  3. RuthAnne says

    Hi Jessica, we love this recipe! Waited for our Amazon order to arrive so we had the black vinegar which is a very distinctive seasoning. It’s lovely to be able to make hot and sour soup at home, so thank you for sharing it!

    • Lynn says

      Dear RuthAnne,

      I had always thought I could not duplicate the flavor of our favorite takeout soup and that it would be too difficult to make but thanks to Jessica (and a recipe I have from the Washington Post), as well as the pandemic (one of its few benefits–I have already booked my trip to see our “grands” back east), I made it for the first time late last March. It was SO good!

      First, I think you were wise waiting for the black vinegar–the subs are alright, but the real deal even better! One other tip, the Post article also calls for 1½ teaspoons of Shaoxing wine (Chinese rice wine). You can substitute dry Sherry; it also helps to capture that authentic, truly “hot&sour” quality of the soup.

      Jessica, thanks so much for your recipe, and even more for helping dispel the mystique of those of us who love Hot & Sour soup…

      • Jessica Gavin says

        Hi Lynn- I’m happy that I could help you recreate a dish that you enjoy. Thanks for sharing your substitutions, I’m sure others will find it helpful. Have fun visiting the grandkids!

  4. Darlene says

    Hi Jessica. Just want you to know I love this recipe. Substituted distilled white vinegar for Chinese black vinegar.
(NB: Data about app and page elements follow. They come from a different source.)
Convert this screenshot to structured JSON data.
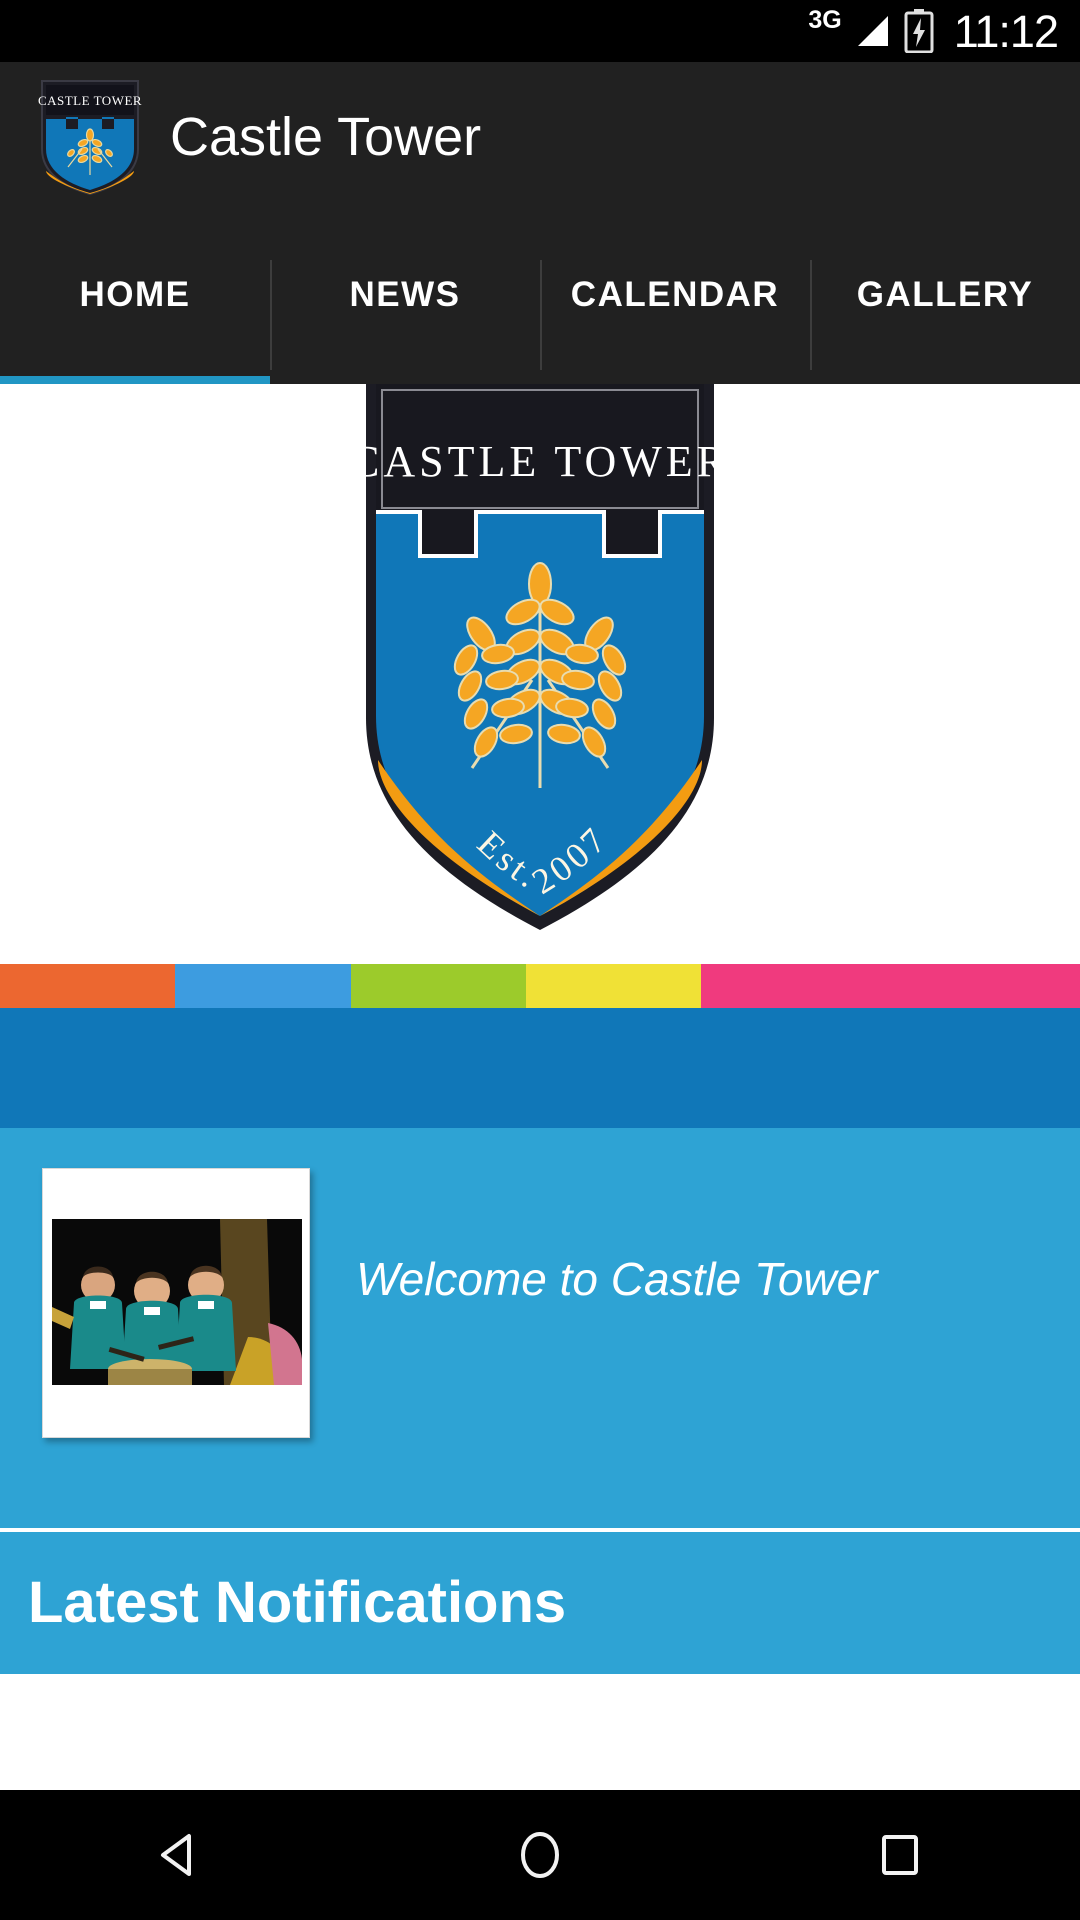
{
  "status_bar": {
    "network_label": "3G",
    "time": "11:12",
    "icons": [
      "signal-icon",
      "battery-charging-icon"
    ]
  },
  "action_bar": {
    "title": "Castle Tower",
    "logo_alt": "castle-tower-crest-icon"
  },
  "tabs": [
    {
      "label": "HOME",
      "active": true
    },
    {
      "label": "NEWS",
      "active": false
    },
    {
      "label": "CALENDAR",
      "active": false
    },
    {
      "label": "GALLERY",
      "active": false
    }
  ],
  "hero": {
    "crest_title": "CASTLE TOWER",
    "crest_established": "Est. 2007"
  },
  "stripes": [
    {
      "name": "stripe-orange",
      "color": "#ec6730",
      "width_pct": 16.2
    },
    {
      "name": "stripe-blue",
      "color": "#3d9ce0",
      "width_pct": 16.3
    },
    {
      "name": "stripe-green",
      "color": "#9ccb2b",
      "width_pct": 16.2
    },
    {
      "name": "stripe-yellow",
      "color": "#f0e136",
      "width_pct": 16.2
    },
    {
      "name": "stripe-pink",
      "color": "#f03a7e",
      "width_pct": 35.1
    }
  ],
  "mid_band": {
    "color": "#1077b8"
  },
  "welcome": {
    "heading": "Welcome to Castle Tower",
    "background": "#2ea3d4",
    "photo_alt": "children-playing-drums-photo"
  },
  "notifications": {
    "title": "Latest Notifications"
  },
  "nav_bar": {
    "back_label": "back-icon",
    "home_label": "home-icon",
    "recents_label": "recents-icon"
  },
  "colors": {
    "accent": "#2196c4",
    "action_bar": "#212121",
    "crest_blue": "#1077b8",
    "crest_orange": "#f39c12",
    "crest_dark": "#1c1c24"
  }
}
So deliciously warming on a chilly winter evening. It was excellent! Thank you so much!

  5. John kenyon says

    My wife liked this dish. I didn’t have the Chinese Black vinegar, so I was going to use the red wine vinegar. However, what I had on hand was Red cooking wine, would that have worked? I was used apple cider vinegar instead. It worked out well, just had a really bad smell! Hahaha.

    • Jessica Gavin says

      Thanks for your feedback John! No, the red cooking wine is just alcohol so that wouldn’t have provided the aditity. Yes, apple cider vinegar is stronger in odor, maybe rice vinegar if you have it next time? Thanks for making the recipe!

  6. Christine says

    It was a perfect cold day to try this recipe and it was so tasty! I didn’t have the black vinegar but used the distilled vinegar and it was still very good. My soup was whiter in color and was wondering if its the black vinegar that gives it a darker color. I’ll have to try it and maybe some chili oil!

    • Jessica Gavin says

      Hi Christine- Yes, the black vinegar gives the soup a more brown color. Next time you could add a little bit of balsamic vinegar if you want it darker or a little more soy sauce.

  7. JJ says

    Jess, I’d like to give this a try, but the Chinese black vinegar is a issue. Google:
    “In America’s Test Kitchen’s recipe for Hot and Sour Soup they call for 5 tablespoons black Chinese vinegar or 1 tablespoon red wine vinegar plus 1 tablespoon balsamic vinegar. So a 50/50 mix of both vinegars for more than twice the amount of Chinkiang vinegar.”
    Taking this apart, it sounds like 1 T. balsamic vinegar & 1 T. red wine vinegar = 5 T. Chinese black vinegar.
    If this is correct, how much of this 50-50 mix of vinegars substitute the 2 T. needed for this soup recipe?